(Recorded data)
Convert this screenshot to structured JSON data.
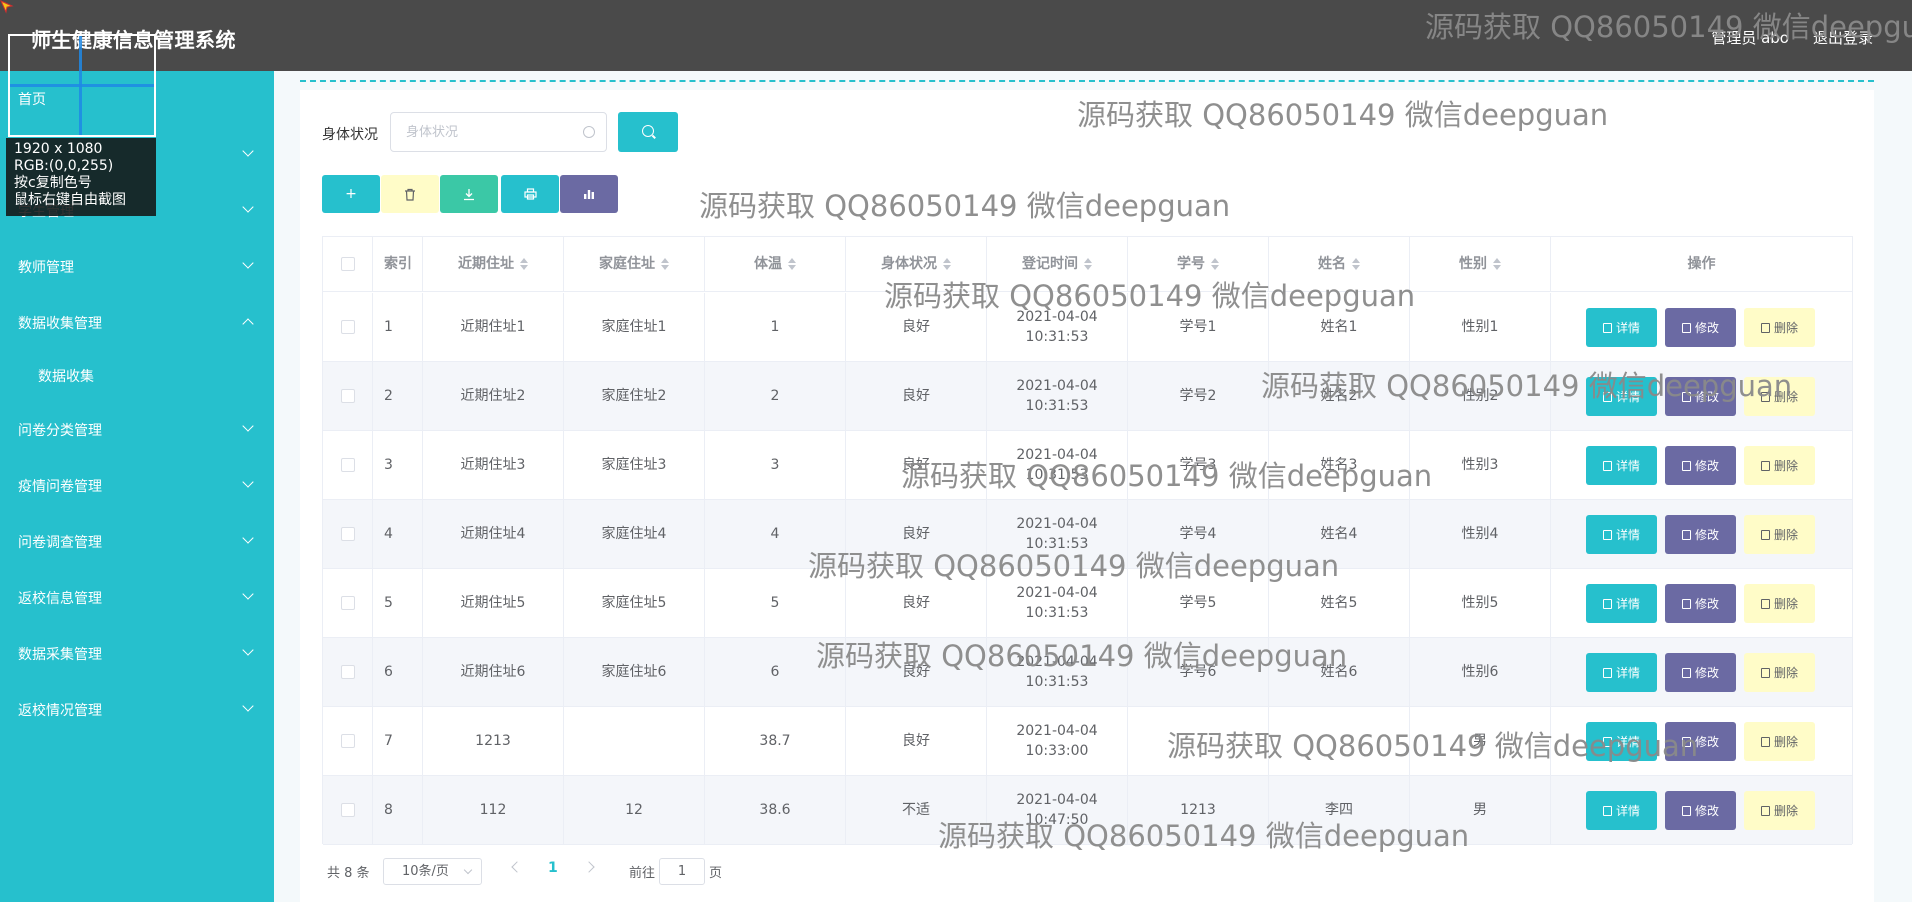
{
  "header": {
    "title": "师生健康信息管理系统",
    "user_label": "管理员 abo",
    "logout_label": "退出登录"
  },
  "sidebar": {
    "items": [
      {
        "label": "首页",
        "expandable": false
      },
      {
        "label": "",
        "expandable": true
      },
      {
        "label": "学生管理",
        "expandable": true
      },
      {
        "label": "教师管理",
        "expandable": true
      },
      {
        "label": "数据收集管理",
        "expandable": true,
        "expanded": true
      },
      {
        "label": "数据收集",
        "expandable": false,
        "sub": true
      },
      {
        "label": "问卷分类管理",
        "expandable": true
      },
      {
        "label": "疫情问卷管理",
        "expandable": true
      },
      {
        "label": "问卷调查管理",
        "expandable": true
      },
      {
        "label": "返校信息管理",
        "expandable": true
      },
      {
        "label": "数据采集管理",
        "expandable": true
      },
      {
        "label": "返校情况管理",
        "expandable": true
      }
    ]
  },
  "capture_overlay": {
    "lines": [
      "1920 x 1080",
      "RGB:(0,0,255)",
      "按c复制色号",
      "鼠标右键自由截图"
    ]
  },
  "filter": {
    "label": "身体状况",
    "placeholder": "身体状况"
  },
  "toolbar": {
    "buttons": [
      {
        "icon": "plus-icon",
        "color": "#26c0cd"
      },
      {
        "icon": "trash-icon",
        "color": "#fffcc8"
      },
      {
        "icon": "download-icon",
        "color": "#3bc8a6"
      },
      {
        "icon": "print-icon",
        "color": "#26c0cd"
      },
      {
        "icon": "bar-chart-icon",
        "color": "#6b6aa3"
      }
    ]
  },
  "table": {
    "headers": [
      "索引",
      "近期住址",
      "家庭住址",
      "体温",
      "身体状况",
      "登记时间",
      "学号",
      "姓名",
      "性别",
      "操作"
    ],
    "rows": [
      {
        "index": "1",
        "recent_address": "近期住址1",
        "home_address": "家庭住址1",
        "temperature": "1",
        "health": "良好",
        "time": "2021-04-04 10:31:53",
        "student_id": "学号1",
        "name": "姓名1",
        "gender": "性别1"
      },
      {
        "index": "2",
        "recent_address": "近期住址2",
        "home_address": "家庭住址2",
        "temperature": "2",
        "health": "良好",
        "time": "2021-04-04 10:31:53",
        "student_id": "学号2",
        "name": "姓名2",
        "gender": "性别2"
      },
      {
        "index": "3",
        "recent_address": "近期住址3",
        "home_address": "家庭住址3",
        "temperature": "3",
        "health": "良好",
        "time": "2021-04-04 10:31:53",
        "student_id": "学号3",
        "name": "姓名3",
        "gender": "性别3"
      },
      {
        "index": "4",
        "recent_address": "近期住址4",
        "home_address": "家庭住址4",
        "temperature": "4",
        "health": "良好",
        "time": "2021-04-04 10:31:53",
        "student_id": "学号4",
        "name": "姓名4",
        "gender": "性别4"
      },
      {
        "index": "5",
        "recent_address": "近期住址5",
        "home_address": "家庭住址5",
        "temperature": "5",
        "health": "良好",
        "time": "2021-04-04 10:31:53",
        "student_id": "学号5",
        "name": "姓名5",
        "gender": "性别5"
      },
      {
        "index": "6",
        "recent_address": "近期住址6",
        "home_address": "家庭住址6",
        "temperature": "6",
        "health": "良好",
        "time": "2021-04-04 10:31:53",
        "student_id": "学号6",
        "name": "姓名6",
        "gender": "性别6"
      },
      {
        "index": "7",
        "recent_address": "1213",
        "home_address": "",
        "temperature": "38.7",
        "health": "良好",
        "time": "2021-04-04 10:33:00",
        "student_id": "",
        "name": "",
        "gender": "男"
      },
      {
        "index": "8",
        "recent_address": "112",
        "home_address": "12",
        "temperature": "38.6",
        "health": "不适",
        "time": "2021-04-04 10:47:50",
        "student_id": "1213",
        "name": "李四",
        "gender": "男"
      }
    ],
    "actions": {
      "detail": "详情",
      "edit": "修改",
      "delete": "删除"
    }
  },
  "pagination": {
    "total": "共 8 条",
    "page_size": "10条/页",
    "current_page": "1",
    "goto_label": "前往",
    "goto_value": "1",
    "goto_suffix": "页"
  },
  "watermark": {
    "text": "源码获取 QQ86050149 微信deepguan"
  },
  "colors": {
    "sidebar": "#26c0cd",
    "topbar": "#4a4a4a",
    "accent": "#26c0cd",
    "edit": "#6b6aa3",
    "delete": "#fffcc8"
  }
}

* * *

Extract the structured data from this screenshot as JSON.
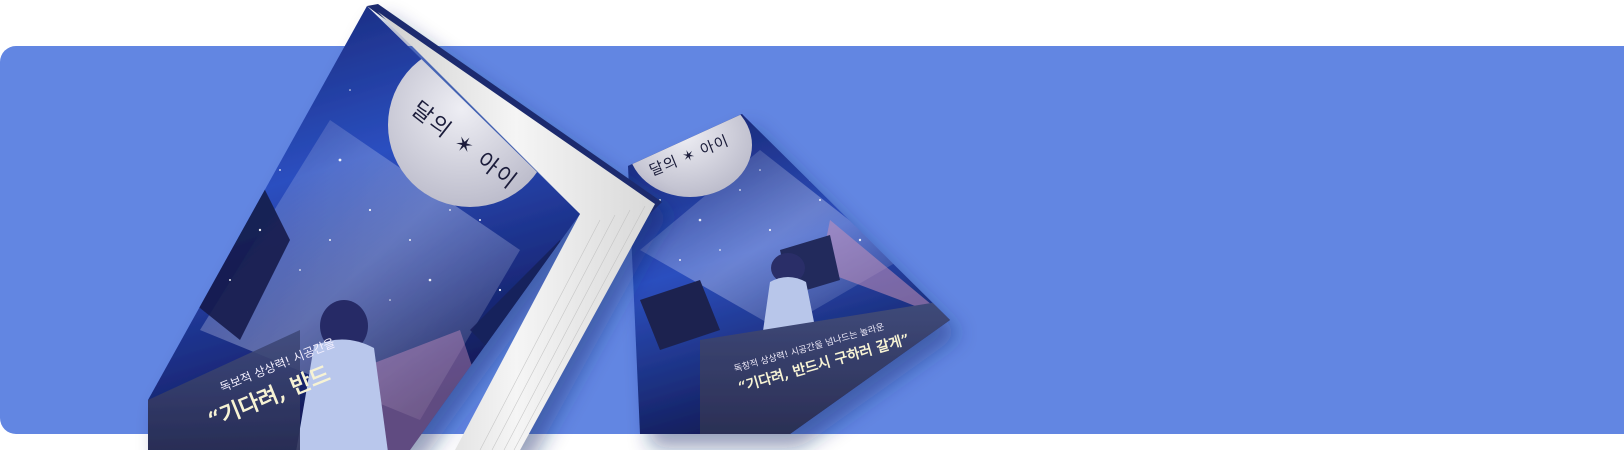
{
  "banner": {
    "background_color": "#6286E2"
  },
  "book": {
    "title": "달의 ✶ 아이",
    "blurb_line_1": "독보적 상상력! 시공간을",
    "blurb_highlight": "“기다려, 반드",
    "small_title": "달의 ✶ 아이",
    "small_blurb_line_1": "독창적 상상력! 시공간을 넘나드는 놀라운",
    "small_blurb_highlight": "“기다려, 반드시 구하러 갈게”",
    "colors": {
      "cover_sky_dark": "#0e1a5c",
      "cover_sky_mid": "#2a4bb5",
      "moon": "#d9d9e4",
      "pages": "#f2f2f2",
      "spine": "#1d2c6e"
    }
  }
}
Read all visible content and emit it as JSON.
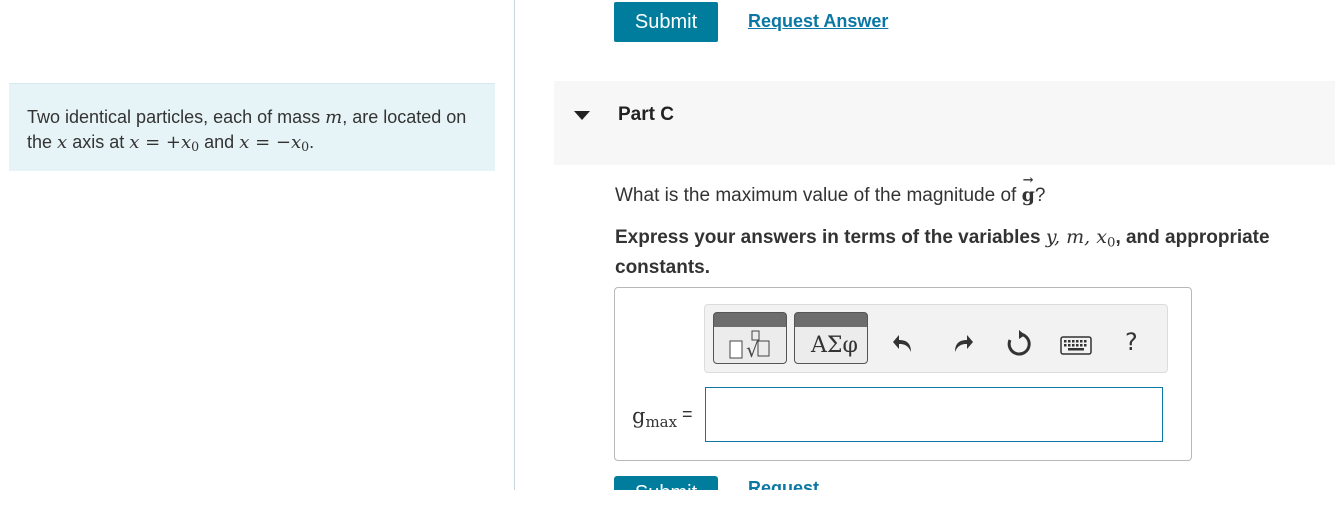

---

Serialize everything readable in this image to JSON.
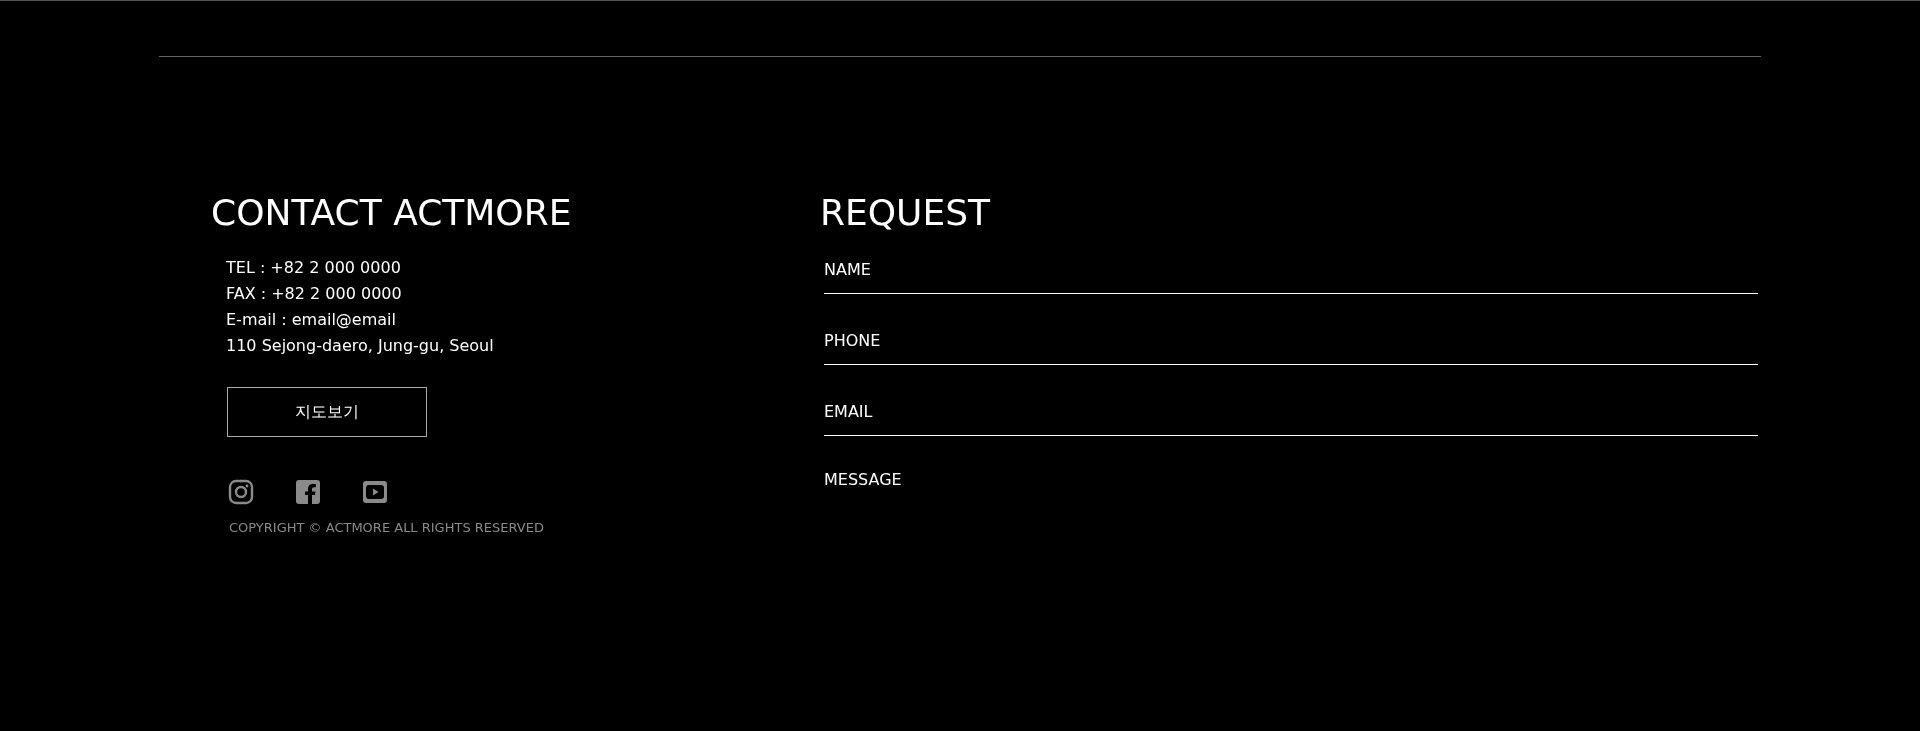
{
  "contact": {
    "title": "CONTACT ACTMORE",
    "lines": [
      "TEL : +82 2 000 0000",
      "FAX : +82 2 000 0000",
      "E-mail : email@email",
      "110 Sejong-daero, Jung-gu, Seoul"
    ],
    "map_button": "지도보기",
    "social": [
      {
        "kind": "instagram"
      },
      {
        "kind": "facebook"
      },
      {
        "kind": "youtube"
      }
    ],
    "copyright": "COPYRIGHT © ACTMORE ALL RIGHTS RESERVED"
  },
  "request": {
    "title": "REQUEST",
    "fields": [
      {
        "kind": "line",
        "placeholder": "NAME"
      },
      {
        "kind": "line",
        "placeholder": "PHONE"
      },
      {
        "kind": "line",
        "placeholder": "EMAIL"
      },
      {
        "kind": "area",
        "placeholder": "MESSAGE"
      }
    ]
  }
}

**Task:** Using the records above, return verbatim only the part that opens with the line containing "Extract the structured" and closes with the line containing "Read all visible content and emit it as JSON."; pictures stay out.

**Answer box:**
Extract the structured data from this screenshot as JSON.
{
  "banner": {
    "background_color": "#6286E2"
  },
  "book": {
    "title": "달의 ✶ 아이",
    "blurb_line_1": "독보적 상상력! 시공간을",
    "blurb_highlight": "“기다려, 반드",
    "small_title": "달의 ✶ 아이",
    "small_blurb_line_1": "독창적 상상력! 시공간을 넘나드는 놀라운",
    "small_blurb_highlight": "“기다려, 반드시 구하러 갈게”",
    "colors": {
      "cover_sky_dark": "#0e1a5c",
      "cover_sky_mid": "#2a4bb5",
      "moon": "#d9d9e4",
      "pages": "#f2f2f2",
      "spine": "#1d2c6e"
    }
  }
}
Read all visible content and emit it as JSON.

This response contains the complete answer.